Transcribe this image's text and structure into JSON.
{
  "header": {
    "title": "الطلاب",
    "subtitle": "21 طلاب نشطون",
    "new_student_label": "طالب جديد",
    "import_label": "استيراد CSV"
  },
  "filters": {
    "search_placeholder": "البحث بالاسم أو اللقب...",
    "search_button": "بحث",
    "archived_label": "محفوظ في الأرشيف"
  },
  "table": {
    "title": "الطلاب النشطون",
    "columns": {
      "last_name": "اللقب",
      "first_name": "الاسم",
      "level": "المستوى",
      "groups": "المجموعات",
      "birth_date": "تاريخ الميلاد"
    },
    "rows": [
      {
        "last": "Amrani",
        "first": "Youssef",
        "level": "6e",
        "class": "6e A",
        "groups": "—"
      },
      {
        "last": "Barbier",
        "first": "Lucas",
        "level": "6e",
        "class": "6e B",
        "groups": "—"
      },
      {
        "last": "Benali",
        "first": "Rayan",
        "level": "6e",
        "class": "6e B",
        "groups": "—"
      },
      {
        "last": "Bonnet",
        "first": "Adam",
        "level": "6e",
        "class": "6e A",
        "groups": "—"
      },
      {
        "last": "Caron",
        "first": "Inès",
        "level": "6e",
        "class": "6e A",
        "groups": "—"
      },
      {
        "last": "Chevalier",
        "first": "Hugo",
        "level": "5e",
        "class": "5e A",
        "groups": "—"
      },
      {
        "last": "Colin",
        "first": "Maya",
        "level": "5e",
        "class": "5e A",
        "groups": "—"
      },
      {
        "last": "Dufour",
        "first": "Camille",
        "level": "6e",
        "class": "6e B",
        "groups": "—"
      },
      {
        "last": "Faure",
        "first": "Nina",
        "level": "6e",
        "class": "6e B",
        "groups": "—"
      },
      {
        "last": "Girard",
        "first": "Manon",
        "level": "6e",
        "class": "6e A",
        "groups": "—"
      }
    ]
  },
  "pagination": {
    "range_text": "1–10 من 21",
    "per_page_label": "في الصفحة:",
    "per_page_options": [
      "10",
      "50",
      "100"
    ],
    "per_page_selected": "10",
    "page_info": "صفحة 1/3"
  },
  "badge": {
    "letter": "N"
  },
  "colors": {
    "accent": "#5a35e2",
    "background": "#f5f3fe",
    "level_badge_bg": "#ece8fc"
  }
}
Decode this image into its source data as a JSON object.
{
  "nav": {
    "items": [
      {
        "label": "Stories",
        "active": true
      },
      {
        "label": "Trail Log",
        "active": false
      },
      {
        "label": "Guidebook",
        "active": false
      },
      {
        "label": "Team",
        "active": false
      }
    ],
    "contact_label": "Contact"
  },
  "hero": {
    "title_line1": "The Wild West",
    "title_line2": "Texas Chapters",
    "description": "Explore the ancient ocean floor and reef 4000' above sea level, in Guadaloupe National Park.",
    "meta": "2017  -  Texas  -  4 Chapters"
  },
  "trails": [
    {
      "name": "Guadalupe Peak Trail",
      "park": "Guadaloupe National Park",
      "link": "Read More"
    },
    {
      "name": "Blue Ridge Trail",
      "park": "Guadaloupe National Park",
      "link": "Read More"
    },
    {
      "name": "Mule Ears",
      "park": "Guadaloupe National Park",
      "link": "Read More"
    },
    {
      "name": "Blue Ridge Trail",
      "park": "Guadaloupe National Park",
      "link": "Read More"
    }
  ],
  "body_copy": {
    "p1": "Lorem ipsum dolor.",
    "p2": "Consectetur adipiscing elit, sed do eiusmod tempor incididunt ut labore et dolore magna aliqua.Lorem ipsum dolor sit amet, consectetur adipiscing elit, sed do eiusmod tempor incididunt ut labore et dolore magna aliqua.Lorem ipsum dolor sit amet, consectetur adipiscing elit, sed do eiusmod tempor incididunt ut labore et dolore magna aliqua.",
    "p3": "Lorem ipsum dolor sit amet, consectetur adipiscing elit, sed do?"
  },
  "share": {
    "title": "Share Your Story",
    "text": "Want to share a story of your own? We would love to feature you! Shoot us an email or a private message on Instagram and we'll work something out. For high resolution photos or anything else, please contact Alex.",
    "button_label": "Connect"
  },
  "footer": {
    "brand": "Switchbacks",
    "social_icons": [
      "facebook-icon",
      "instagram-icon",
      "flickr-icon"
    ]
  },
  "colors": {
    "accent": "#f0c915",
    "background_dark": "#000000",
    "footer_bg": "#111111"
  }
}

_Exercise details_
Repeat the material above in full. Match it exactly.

_Final answer_
Transcribe this image's text and structure into JSON.
{
  "header": {
    "title": "الطلاب",
    "subtitle": "21 طلاب نشطون",
    "new_student_label": "طالب جديد",
    "import_label": "استيراد CSV"
  },
  "filters": {
    "search_placeholder": "البحث بالاسم أو اللقب...",
    "search_button": "بحث",
    "archived_label": "محفوظ في الأرشيف"
  },
  "table": {
    "title": "الطلاب النشطون",
    "columns": {
      "last_name": "اللقب",
      "first_name": "الاسم",
      "level": "المستوى",
      "groups": "المجموعات",
      "birth_date": "تاريخ الميلاد"
    },
    "rows": [
      {
        "last": "Amrani",
        "first": "Youssef",
        "level": "6e",
        "class": "6e A",
        "groups": "—"
      },
      {
        "last": "Barbier",
        "first": "Lucas",
        "level": "6e",
        "class": "6e B",
        "groups": "—"
      },
      {
        "last": "Benali",
        "first": "Rayan",
        "level": "6e",
        "class": "6e B",
        "groups": "—"
      },
      {
        "last": "Bonnet",
        "first": "Adam",
        "level": "6e",
        "class": "6e A",
        "groups": "—"
      },
      {
        "last": "Caron",
        "first": "Inès",
        "level": "6e",
        "class": "6e A",
        "groups": "—"
      },
      {
        "last": "Chevalier",
        "first": "Hugo",
        "level": "5e",
        "class": "5e A",
        "groups": "—"
      },
      {
        "last": "Colin",
        "first": "Maya",
        "level": "5e",
        "class": "5e A",
        "groups": "—"
      },
      {
        "last": "Dufour",
        "first": "Camille",
        "level": "6e",
        "class": "6e B",
        "groups": "—"
      },
      {
        "last": "Faure",
        "first": "Nina",
        "level": "6e",
        "class": "6e B",
        "groups": "—"
      },
      {
        "last": "Girard",
        "first": "Manon",
        "level": "6e",
        "class": "6e A",
        "groups": "—"
      }
    ]
  },
  "pagination": {
    "range_text": "1–10 من 21",
    "per_page_label": "في الصفحة:",
    "per_page_options": [
      "10",
      "50",
      "100"
    ],
    "per_page_selected": "10",
    "page_info": "صفحة 1/3"
  },
  "badge": {
    "letter": "N"
  },
  "colors": {
    "accent": "#5a35e2",
    "background": "#f5f3fe",
    "level_badge_bg": "#ece8fc"
  }
}
Decode this image into its source data as a JSON object.
{
  "nav": {
    "items": [
      {
        "label": "Stories",
        "active": true
      },
      {
        "label": "Trail Log",
        "active": false
      },
      {
        "label": "Guidebook",
        "active": false
      },
      {
        "label": "Team",
        "active": false
      }
    ],
    "contact_label": "Contact"
  },
  "hero": {
    "title_line1": "The Wild West",
    "title_line2": "Texas Chapters",
    "description": "Explore the ancient ocean floor and reef 4000' above sea level, in Guadaloupe National Park.",
    "meta": "2017  -  Texas  -  4 Chapters"
  },
  "trails": [
    {
      "name": "Guadalupe Peak Trail",
      "park": "Guadaloupe National Park",
      "link": "Read More"
    },
    {
      "name": "Blue Ridge Trail",
      "park": "Guadaloupe National Park",
      "link": "Read More"
    },
    {
      "name": "Mule Ears",
      "park": "Guadaloupe National Park",
      "link": "Read More"
    },
    {
      "name": "Blue Ridge Trail",
      "park": "Guadaloupe National Park",
      "link": "Read More"
    }
  ],
  "body_copy": {
    "p1": "Lorem ipsum dolor.",
    "p2": "Consectetur adipiscing elit, sed do eiusmod tempor incididunt ut labore et dolore magna aliqua.Lorem ipsum dolor sit amet, consectetur adipiscing elit, sed do eiusmod tempor incididunt ut labore et dolore magna aliqua.Lorem ipsum dolor sit amet, consectetur adipiscing elit, sed do eiusmod tempor incididunt ut labore et dolore magna aliqua.",
    "p3": "Lorem ipsum dolor sit amet, consectetur adipiscing elit, sed do?"
  },
  "share": {
    "title": "Share Your Story",
    "text": "Want to share a story of your own? We would love to feature you! Shoot us an email or a private message on Instagram and we'll work something out. For high resolution photos or anything else, please contact Alex.",
    "button_label": "Connect"
  },
  "footer": {
    "brand": "Switchbacks",
    "social_icons": [
      "facebook-icon",
      "instagram-icon",
      "flickr-icon"
    ]
  },
  "colors": {
    "accent": "#f0c915",
    "background_dark": "#000000",
    "footer_bg": "#111111"
  }
}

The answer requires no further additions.